Between the lines: The recent crackdown in Hong Kong following passage of a strict "national security law" is seen as a wake-up call with regards to Taiwan.

  • "Until Beijing changes its current policy, it’s critical to point out that the PRC’s formula for unification with Taiwan is still based on 'One Country, Two Systems' — the model that it applies to Hong Kong," says Russell Hsiao, executive director of the Global Taiwan Institute. "And it’s clear as day for people to see how that’s going for the people of Hong Kong."

That's why many in the industry are calling for the U.S. to be clearer about its support for Taiwan and, at the same time, to encourage investment in domestic chip production.

  • "I think that Taiwan needs to be the center point of the Biden Administration national security economic strategy in the Pacific and Asia," Ezell said.
  • "China is in the process of testing this administration. It is going to continue to exert pressure on Taiwan on the U.S.-Taiwan relationship."

Go deeper

Apr 8, 2021 - World

Hong Kong democracy activist Nathan Law granted asylum in Britain

Hong Kong pro-democracy activist Nathan Law. Photo: David Cliff/NurPhoto via Getty Images

Nathan Law, a former lawmaker and prominent pro-democracy activist in Hong Kong, announced Wednesday that he has been granted asylum in the U.K.

Why it matters: Britain's decision to grant Law asylum, and to offer incentives to other Hong Kong residents to resettle in the U.K., will likely increase tensions between the U.K. and China, Reuters reports.

GM slows production in some plants due to semiconductor chip shortage

Photo: Paul Hennessy/SOPA Images/LightRocket via Getty Images

General Motors is reducing production in some of its North American plants due to a global semiconductor chip shortage.

Why it matters: The chip shortage is affecting automotive companies around the world, with semiconductors functioning as a key component for steering systems, car brakes and other automobile features.

Apr 8, 2021 - World

Sens. Menendez, Risch unveil bipartisan bill to counter China

Sen. Jim Risch, right, speaks to Sen. Menendez, left, during a confirmation hearing on March 23. Photo: Greg Nash/The Hill/Bloomberg via Getty Images

Senate Foreign Relations Committee Chair Bob Menendez (D-N.J.) and ranking member Sen. Jim Risch (R-Idaho) on Thursday announced their finished bipartisan proposal to counter China's rising political and financial power.

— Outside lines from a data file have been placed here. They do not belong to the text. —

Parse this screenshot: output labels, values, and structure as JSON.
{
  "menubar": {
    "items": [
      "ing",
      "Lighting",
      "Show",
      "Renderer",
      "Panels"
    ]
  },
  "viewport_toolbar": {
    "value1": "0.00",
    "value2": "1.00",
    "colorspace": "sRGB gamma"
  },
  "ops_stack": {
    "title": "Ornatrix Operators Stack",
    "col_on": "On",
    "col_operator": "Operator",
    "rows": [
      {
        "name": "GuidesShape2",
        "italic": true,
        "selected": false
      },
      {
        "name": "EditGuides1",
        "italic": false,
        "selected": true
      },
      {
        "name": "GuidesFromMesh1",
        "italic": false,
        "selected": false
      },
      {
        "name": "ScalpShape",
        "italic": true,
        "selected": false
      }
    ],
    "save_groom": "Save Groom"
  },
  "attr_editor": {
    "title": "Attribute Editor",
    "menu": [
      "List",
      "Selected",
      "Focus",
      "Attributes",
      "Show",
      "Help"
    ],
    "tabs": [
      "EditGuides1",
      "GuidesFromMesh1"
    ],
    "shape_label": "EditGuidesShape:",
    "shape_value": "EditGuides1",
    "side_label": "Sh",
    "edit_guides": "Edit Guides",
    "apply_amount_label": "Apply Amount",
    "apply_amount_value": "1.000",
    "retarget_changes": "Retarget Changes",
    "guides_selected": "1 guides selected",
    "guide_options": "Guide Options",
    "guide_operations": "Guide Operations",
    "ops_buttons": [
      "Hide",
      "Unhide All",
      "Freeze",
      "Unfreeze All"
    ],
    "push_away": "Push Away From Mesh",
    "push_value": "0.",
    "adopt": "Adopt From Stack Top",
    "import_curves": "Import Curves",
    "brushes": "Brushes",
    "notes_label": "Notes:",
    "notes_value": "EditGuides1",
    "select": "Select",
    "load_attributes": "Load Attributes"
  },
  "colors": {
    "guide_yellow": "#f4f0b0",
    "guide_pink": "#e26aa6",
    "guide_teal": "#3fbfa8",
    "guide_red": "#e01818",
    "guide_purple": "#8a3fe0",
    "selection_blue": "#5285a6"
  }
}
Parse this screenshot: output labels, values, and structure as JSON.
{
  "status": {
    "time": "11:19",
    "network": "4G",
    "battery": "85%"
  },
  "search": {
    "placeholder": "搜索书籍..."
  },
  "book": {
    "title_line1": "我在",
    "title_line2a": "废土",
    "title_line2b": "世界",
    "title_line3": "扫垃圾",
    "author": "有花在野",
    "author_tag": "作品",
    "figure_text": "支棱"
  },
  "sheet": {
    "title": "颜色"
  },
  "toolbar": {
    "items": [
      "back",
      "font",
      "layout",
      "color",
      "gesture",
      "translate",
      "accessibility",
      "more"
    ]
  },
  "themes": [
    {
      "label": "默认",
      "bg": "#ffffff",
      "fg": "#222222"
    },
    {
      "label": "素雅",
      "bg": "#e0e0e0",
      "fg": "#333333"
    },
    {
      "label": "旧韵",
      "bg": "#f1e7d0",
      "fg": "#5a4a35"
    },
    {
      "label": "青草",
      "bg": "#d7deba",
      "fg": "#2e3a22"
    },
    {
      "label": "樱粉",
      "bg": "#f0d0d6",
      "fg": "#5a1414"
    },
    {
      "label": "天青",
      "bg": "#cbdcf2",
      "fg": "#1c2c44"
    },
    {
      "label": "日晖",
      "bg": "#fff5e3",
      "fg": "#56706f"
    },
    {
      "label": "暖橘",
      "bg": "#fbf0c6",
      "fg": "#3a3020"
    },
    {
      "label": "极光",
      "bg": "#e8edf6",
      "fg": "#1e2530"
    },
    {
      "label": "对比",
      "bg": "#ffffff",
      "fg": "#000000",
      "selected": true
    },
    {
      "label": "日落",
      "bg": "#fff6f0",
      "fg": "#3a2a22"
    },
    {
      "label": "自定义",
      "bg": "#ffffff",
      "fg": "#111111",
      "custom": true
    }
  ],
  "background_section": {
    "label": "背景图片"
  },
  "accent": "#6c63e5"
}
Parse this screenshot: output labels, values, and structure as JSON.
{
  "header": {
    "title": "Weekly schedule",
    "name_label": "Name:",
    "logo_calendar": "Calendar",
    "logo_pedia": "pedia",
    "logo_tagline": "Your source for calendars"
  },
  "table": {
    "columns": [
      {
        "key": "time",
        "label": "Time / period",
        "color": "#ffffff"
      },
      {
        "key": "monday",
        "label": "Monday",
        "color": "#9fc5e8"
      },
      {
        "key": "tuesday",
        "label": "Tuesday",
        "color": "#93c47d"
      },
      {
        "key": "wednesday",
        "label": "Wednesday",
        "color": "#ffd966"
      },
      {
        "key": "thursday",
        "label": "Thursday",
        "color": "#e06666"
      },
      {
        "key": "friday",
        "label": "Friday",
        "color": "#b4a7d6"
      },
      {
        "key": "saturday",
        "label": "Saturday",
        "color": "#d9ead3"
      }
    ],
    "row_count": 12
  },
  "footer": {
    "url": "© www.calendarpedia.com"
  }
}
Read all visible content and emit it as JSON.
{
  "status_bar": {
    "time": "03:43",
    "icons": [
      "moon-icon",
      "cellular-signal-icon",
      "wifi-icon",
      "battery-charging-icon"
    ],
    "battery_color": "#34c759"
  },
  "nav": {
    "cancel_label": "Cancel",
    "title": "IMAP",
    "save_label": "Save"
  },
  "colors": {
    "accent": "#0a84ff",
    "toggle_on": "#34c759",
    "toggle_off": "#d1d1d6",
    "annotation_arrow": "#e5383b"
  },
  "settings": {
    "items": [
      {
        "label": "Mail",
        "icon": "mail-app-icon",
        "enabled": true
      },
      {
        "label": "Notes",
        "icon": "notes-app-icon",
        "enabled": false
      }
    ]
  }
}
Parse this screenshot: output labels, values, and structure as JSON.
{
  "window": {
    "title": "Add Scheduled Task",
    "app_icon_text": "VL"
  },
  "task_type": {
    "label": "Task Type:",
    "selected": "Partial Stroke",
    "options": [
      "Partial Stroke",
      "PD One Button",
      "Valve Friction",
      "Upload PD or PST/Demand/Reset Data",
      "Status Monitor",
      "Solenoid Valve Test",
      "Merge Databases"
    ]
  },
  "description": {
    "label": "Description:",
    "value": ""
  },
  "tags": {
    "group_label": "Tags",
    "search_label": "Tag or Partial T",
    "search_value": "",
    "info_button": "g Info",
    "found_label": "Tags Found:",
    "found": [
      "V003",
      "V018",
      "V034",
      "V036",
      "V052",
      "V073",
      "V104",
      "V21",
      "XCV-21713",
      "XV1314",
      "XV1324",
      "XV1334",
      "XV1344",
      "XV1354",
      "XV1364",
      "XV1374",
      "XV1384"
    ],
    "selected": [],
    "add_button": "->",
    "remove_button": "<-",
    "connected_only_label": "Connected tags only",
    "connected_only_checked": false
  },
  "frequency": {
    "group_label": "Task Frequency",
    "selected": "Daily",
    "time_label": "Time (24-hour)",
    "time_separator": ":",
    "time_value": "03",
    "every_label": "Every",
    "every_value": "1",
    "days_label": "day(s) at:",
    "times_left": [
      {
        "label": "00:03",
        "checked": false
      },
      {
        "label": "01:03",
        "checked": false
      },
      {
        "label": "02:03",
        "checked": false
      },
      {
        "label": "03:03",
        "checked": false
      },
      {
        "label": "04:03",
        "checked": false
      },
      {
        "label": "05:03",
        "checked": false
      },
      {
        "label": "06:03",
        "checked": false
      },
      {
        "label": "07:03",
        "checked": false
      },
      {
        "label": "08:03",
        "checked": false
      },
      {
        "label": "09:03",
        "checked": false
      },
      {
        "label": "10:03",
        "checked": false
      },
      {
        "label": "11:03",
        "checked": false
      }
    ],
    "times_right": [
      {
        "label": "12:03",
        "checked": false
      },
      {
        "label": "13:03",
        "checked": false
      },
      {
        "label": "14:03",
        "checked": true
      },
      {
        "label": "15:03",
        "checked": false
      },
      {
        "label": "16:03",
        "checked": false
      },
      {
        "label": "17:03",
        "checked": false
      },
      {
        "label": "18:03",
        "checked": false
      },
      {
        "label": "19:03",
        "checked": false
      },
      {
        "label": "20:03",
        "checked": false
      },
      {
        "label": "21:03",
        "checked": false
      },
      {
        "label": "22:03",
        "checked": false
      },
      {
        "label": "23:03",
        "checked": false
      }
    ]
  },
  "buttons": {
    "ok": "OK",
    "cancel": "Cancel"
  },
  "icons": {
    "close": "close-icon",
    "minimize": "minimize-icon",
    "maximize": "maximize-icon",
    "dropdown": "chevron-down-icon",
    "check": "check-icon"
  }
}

Why it matters, via Axios' China reporter Bethany Allen-Ebrahimian: This bill marks a culmination of years of growing bipartisan concern, and the rise of an increasingly authoritarian China. If it passes, it will send a strong signal to Beijing that both parties are unified in defending democratic values from authoritarian encroachment.